There are few female faces in engineering lecture theatres at universities, on many a factory floor and in the boardrooms of FTSE-listed manufacturers. The government has been talking about the importance of diversity and equality for years. Although the message appears to have sunk in, the industry has made slow progress.
The percentage of female engineers in the UK is still only around 7% or 8%. The UK fares the worst of all European countries in this respect. Those with the best equality statistics are Portugal, where 40% of engineers are female, and Latvia, Bulgaria and Cyprus, where women make up roughly 30% of the engineering workforce.
The situation in the UK has improved – the number of women working in engineering has doubled over the past 20 years. But research by the UK Resource Centre for Women in Science, Engineering and Technology (UKRC) suggests that at this rate of change a 50:50 gender split in science, engineering and technology professions is out of reach within the 21st century.

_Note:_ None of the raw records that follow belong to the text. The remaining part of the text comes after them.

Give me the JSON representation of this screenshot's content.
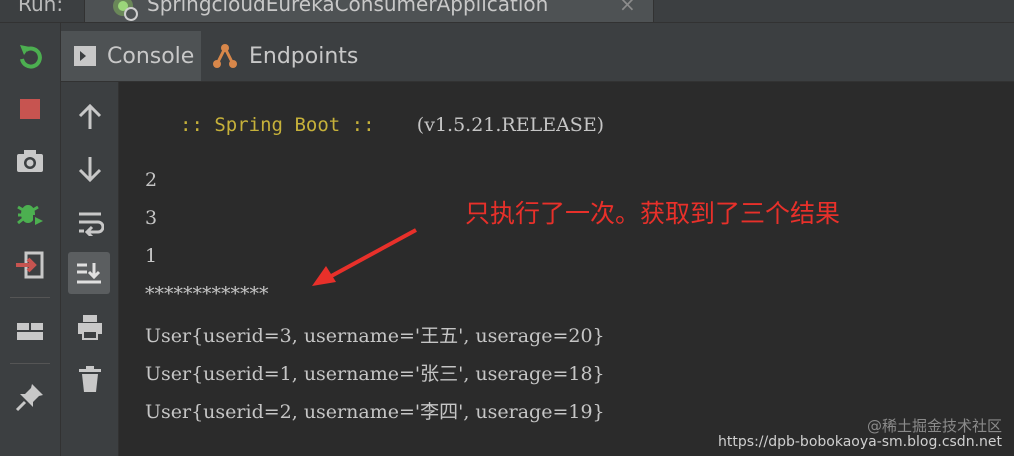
{
  "run_bar": {
    "label": "Run:",
    "tab_title": "SpringcloudEurekaConsumerApplication",
    "close_glyph": "×"
  },
  "tabs": [
    {
      "label": "Console",
      "icon": "console-icon",
      "active": true
    },
    {
      "label": "Endpoints",
      "icon": "endpoints-icon",
      "active": false
    }
  ],
  "left_toolbar": [
    "rerun-icon",
    "stop-icon",
    "camera-icon",
    "debug-icon",
    "exit-icon",
    "layout-icon",
    "pin-icon"
  ],
  "console_toolbar": [
    "up-arrow-icon",
    "down-arrow-icon",
    "soft-wrap-icon",
    "scroll-to-end-icon",
    "print-icon",
    "trash-icon"
  ],
  "console": {
    "banner": "  :: Spring Boot ::",
    "banner_version": "(v1.5.21.RELEASE)",
    "lines": [
      "2",
      "3",
      "1",
      "*************",
      "User{userid=3, username='王五', userage=20}",
      "User{userid=1, username='张三', userage=18}",
      "User{userid=2, username='李四', userage=19}"
    ]
  },
  "annotation": "只执行了一次。获取到了三个结果",
  "watermark": {
    "line1": "@稀土掘金技术社区",
    "line2": "https://dpb-bobokaoya-sm.blog.csdn.net"
  },
  "colors": {
    "background": "#2b2b2b",
    "toolbar": "#3c3f41",
    "banner": "#c6b13a",
    "annotation": "#e8302a",
    "rerun_green": "#4caf50",
    "stop_red": "#c75450"
  }
}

More than 35 years after the government passed the Sex Discrimination Act, the sector that accounts for one fifth of the country’s economy has much work to do.
Annette Williams, director of the UKRC, explains: “Engineering is one of the last professions to become open to women.” Women have broken into other traditionally male-dominated sectors such as law, medicine and veterinary science, and these fields have become more attractive to women. “I think there is something particular about engineering – it’s got a particular culture and association. It has been the toughest for women to get into in any numbers and feel that they have full acceptance.”

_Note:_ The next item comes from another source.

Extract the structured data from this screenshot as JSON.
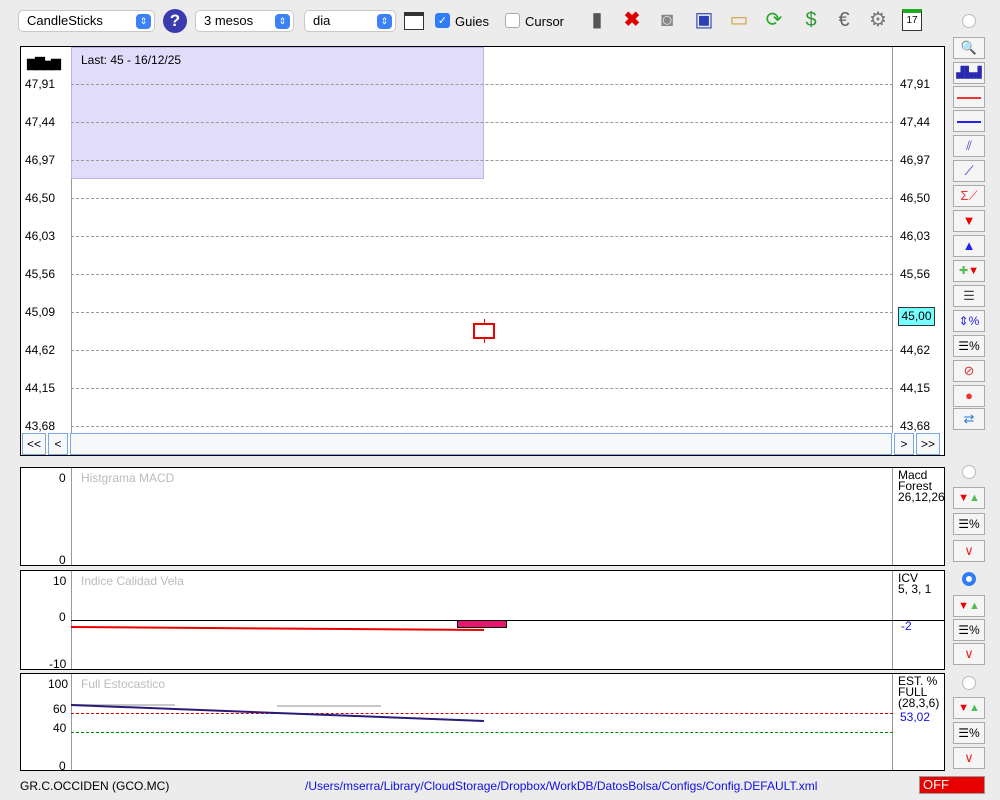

She goes on: “Employers need to know that they are getting the best possible talent available. If women are turning away from these careers for reasons that are not to do with capability or competence then employers are missing out.”
Research shows that diverse groups perform better. Having a range of different backgrounds to draw on fosters innovative thinking, as diverse people look at problems differently and can offer more variety of solutions.
A recent report published by Engineering UK looking into why the country has the lowest proportion of female engineers in Europe found that girls are effectively ruling themselves out of a degree in engineering by the age of 14 with the subjects they choose to study at school. Even those who take an academic interest in maths and sciences turn their backs on working in related professions.
At best 24% of female science, engineering or technology graduates end up working in these fields long term, at worst just 8%, according to the report. The fact that these women are working below their level of qualification, or are unemployed or inactive, is estimated to cost the economy £2 billion, says the UKRC.
But the tide is starting to turn. An ageing workforce has put companies under pressure to look at all available talent and the industry has begun to take diversity more seriously. “The sector has moved now to realise that the culture of the engineering professions has been designed by men for men, and women who come to work in them often turn a blind eye to quite considerable barriers and an accumulation of disadvantages over a career,” says Williams.
These barriers include workplace culture, the difficulties of returning to work after having a family, and glass ceilings.
To address these issues, many of the big companies now employ diversity managers to help shape business strategy to include diversity. One such company is BAE Systems, which has had a dedicated diversity post for almost two years.
Donna Halkyard, who holds this job – head of diversity and inclusion – explains: “The company recognised the opportunity to take a slightly more strategic approach right across the business, to really help use diversity and inclusion to drive performance.”
The company’s executive committee has made diversity and inclusion a priority and created specific objectives on the issue.
Halkyard works to create strategic plans on diversity that are implemented across the business. Working closely with the executive committee she has developed a tool called the diversity and inclusion maturity matrix. This maps out diversity and inclusion across five levels, from basic legal compliance right up to full integration where diversity is an integral part of the business. BAE’s businesses can use this to keep a check on how they are doing and set targets.